[Entries from a dataset of interfaces]
--- START ---
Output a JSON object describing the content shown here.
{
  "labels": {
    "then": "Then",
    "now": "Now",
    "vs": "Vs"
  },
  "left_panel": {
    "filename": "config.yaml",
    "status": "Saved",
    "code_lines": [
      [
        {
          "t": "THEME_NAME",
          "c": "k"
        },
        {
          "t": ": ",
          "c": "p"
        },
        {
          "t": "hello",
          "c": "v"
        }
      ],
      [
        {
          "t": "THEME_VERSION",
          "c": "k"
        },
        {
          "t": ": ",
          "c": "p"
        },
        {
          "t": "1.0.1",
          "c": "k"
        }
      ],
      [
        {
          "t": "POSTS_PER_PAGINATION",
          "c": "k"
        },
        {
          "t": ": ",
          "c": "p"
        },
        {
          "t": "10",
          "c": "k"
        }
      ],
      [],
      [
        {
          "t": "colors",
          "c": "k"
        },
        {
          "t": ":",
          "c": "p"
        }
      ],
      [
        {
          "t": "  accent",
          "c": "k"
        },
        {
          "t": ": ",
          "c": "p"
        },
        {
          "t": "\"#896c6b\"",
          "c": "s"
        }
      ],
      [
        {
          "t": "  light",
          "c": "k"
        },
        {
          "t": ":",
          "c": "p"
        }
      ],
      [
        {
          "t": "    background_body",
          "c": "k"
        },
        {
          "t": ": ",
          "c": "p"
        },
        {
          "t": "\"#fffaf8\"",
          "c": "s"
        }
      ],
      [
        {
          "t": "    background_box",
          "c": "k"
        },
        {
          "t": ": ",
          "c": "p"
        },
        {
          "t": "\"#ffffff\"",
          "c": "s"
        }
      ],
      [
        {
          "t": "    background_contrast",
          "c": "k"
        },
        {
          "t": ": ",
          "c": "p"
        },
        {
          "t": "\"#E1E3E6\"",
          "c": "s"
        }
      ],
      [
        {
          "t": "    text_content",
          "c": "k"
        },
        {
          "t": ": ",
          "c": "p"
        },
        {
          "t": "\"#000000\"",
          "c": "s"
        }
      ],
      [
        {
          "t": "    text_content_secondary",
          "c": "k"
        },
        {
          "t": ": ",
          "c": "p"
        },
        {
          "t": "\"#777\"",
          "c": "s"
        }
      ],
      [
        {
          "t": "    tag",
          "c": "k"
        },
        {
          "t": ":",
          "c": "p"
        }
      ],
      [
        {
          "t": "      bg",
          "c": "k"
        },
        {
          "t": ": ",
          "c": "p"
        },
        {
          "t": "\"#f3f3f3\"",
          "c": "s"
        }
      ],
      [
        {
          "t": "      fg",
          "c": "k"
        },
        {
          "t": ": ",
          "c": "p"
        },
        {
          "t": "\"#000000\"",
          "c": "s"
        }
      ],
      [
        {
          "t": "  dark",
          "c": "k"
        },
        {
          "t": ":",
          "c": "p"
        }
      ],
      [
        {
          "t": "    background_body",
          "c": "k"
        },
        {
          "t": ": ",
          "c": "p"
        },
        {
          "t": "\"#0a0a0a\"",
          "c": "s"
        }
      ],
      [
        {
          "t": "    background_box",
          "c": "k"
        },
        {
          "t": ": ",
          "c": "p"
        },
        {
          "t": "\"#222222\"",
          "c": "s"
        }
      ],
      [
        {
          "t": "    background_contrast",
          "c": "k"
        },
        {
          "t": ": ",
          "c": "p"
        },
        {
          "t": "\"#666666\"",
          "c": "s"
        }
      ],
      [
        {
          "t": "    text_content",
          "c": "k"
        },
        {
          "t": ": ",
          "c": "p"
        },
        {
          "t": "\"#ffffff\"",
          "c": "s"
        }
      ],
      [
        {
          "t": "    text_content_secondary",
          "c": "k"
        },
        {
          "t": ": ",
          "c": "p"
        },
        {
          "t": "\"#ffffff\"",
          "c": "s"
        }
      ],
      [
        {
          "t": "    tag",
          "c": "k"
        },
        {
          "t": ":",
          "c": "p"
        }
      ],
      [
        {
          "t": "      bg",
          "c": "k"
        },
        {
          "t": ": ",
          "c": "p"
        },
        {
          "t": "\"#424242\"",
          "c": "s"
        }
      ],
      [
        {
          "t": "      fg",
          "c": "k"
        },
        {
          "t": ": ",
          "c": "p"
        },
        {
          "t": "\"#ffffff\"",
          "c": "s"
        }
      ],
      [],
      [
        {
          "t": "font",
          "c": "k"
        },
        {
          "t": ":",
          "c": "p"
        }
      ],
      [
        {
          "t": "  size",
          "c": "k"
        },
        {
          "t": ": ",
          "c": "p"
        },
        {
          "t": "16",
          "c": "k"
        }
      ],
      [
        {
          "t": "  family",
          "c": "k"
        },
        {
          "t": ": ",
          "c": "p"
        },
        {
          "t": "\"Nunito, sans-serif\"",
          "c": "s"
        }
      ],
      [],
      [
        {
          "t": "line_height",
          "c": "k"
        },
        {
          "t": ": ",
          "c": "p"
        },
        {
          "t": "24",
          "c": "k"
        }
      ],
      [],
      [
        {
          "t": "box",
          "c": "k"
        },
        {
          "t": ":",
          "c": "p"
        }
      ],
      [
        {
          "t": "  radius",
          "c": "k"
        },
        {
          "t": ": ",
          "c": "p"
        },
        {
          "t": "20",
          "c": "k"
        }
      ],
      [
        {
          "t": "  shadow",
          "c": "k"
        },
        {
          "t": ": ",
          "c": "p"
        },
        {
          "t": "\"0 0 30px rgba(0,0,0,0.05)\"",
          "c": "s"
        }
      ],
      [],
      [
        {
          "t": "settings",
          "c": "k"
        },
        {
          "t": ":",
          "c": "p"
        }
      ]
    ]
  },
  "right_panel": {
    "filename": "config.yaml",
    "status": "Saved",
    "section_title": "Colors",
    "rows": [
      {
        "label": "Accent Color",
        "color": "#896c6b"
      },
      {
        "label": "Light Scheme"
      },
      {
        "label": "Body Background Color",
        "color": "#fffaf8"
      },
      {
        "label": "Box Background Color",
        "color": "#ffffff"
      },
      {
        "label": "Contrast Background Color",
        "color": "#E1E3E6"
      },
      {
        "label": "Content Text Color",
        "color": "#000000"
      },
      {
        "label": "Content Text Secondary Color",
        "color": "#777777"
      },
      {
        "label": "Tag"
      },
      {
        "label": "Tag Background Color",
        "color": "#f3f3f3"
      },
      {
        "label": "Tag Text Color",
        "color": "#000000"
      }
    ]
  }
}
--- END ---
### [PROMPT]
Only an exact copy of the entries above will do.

### [PROBLEM SOLUTION]
Output a JSON object describing the content shown here.
{
  "labels": {
    "then": "Then",
    "now": "Now",
    "vs": "Vs"
  },
  "left_panel": {
    "filename": "config.yaml",
    "status": "Saved",
    "code_lines": [
      [
        {
          "t": "THEME_NAME",
          "c": "k"
        },
        {
          "t": ": ",
          "c": "p"
        },
        {
          "t": "hello",
          "c": "v"
        }
      ],
      [
        {
          "t": "THEME_VERSION",
          "c": "k"
        },
        {
          "t": ": ",
          "c": "p"
        },
        {
          "t": "1.0.1",
          "c": "k"
        }
      ],
      [
        {
          "t": "POSTS_PER_PAGINATION",
          "c": "k"
        },
        {
          "t": ": ",
          "c": "p"
        },
        {
          "t": "10",
          "c": "k"
        }
      ],
      [],
      [
        {
          "t": "colors",
          "c": "k"
        },
        {
          "t": ":",
          "c": "p"
        }
      ],
      [
        {
          "t": "  accent",
          "c": "k"
        },
        {
          "t": ": ",
          "c": "p"
        },
        {
          "t": "\"#896c6b\"",
          "c": "s"
        }
      ],
      [
        {
          "t": "  light",
          "c": "k"
        },
        {
          "t": ":",
          "c": "p"
        }
      ],
      [
        {
          "t": "    background_body",
          "c": "k"
        },
        {
          "t": ": ",
          "c": "p"
        },
        {
          "t": "\"#fffaf8\"",
          "c": "s"
        }
      ],
      [
        {
          "t": "    background_box",
          "c": "k"
        },
        {
          "t": ": ",
          "c": "p"
        },
        {
          "t": "\"#ffffff\"",
          "c": "s"
        }
      ],
      [
        {
          "t": "    background_contrast",
          "c": "k"
        },
        {
          "t": ": ",
          "c": "p"
        },
        {
          "t": "\"#E1E3E6\"",
          "c": "s"
        }
      ],
      [
        {
          "t": "    text_content",
          "c": "k"
        },
        {
          "t": ": ",
          "c": "p"
        },
        {
          "t": "\"#000000\"",
          "c": "s"
        }
      ],
      [
        {
          "t": "    text_content_secondary",
          "c": "k"
        },
        {
          "t": ": ",
          "c": "p"
        },
        {
          "t": "\"#777\"",
          "c": "s"
        }
      ],
      [
        {
          "t": "    tag",
          "c": "k"
        },
        {
          "t": ":",
          "c": "p"
        }
      ],
      [
        {
          "t": "      bg",
          "c": "k"
        },
        {
          "t": ": ",
          "c": "p"
        },
        {
          "t": "\"#f3f3f3\"",
          "c": "s"
        }
      ],
      [
        {
          "t": "      fg",
          "c": "k"
        },
        {
          "t": ": ",
          "c": "p"
        },
        {
          "t": "\"#000000\"",
          "c": "s"
        }
      ],
      [
        {
          "t": "  dark",
          "c": "k"
        },
        {
          "t": ":",
          "c": "p"
        }
      ],
      [
        {
          "t": "    background_body",
          "c": "k"
        },
        {
          "t": ": ",
          "c": "p"
        },
        {
          "t": "\"#0a0a0a\"",
          "c": "s"
        }
      ],
      [
        {
          "t": "    background_box",
          "c": "k"
        },
        {
          "t": ": ",
          "c": "p"
        },
        {
          "t": "\"#222222\"",
          "c": "s"
        }
      ],
      [
        {
          "t": "    background_contrast",
          "c": "k"
        },
        {
          "t": ": ",
          "c": "p"
        },
        {
          "t": "\"#666666\"",
          "c": "s"
        }
      ],
      [
        {
          "t": "    text_content",
          "c": "k"
        },
        {
          "t": ": ",
          "c": "p"
        },
        {
          "t": "\"#ffffff\"",
          "c": "s"
        }
      ],
      [
        {
          "t": "    text_content_secondary",
          "c": "k"
        },
        {
          "t": ": ",
          "c": "p"
        },
        {
          "t": "\"#ffffff\"",
          "c": "s"
        }
      ],
      [
        {
          "t": "    tag",
          "c": "k"
        },
        {
          "t": ":",
          "c": "p"
        }
      ],
      [
        {
          "t": "      bg",
          "c": "k"
        },
        {
          "t": ": ",
          "c": "p"
        },
        {
          "t": "\"#424242\"",
          "c": "s"
        }
      ],
      [
        {
          "t": "      fg",
          "c": "k"
        },
        {
          "t": ": ",
          "c": "p"
        },
        {
          "t": "\"#ffffff\"",
          "c": "s"
        }
      ],
      [],
      [
        {
          "t": "font",
          "c": "k"
        },
        {
          "t": ":",
          "c": "p"
        }
      ],
      [
        {
          "t": "  size",
          "c": "k"
        },
        {
          "t": ": ",
          "c": "p"
        },
        {
          "t": "16",
          "c": "k"
        }
      ],
      [
        {
          "t": "  family",
          "c": "k"
        },
        {
          "t": ": ",
          "c": "p"
        },
        {
          "t": "\"Nunito, sans-serif\"",
          "c": "s"
        }
      ],
      [],
      [
        {
          "t": "line_height",
          "c": "k"
        },
        {
          "t": ": ",
          "c": "p"
        },
        {
          "t": "24",
          "c": "k"
        }
      ],
      [],
      [
        {
          "t": "box",
          "c": "k"
        },
        {
          "t": ":",
          "c": "p"
        }
      ],
      [
        {
          "t": "  radius",
          "c": "k"
        },
        {
          "t": ": ",
          "c": "p"
        },
        {
          "t": "20",
          "c": "k"
        }
      ],
      [
        {
          "t": "  shadow",
          "c": "k"
        },
        {
          "t": ": ",
          "c": "p"
        },
        {
          "t": "\"0 0 30px rgba(0,0,0,0.05)\"",
          "c": "s"
        }
      ],
      [],
      [
        {
          "t": "settings",
          "c": "k"
        },
        {
          "t": ":",
          "c": "p"
        }
      ]
    ]
  },
  "right_panel": {
    "filename": "config.yaml",
    "status": "Saved",
    "section_title": "Colors",
    "rows": [
      {
        "label": "Accent Color",
        "color": "#896c6b"
      },
      {
        "label": "Light Scheme"
      },
      {
        "label": "Body Background Color",
        "color": "#fffaf8"
      },
      {
        "label": "Box Background Color",
        "color": "#ffffff"
      },
      {
        "label": "Contrast Background Color",
        "color": "#E1E3E6"
      },
      {
        "label": "Content Text Color",
        "color": "#000000"
      },
      {
        "label": "Content Text Secondary Color",
        "color": "#777777"
      },
      {
        "label": "Tag"
      },
      {
        "label": "Tag Background Color",
        "color": "#f3f3f3"
      },
      {
        "label": "Tag Text Color",
        "color": "#000000"
      }
    ]
  }
}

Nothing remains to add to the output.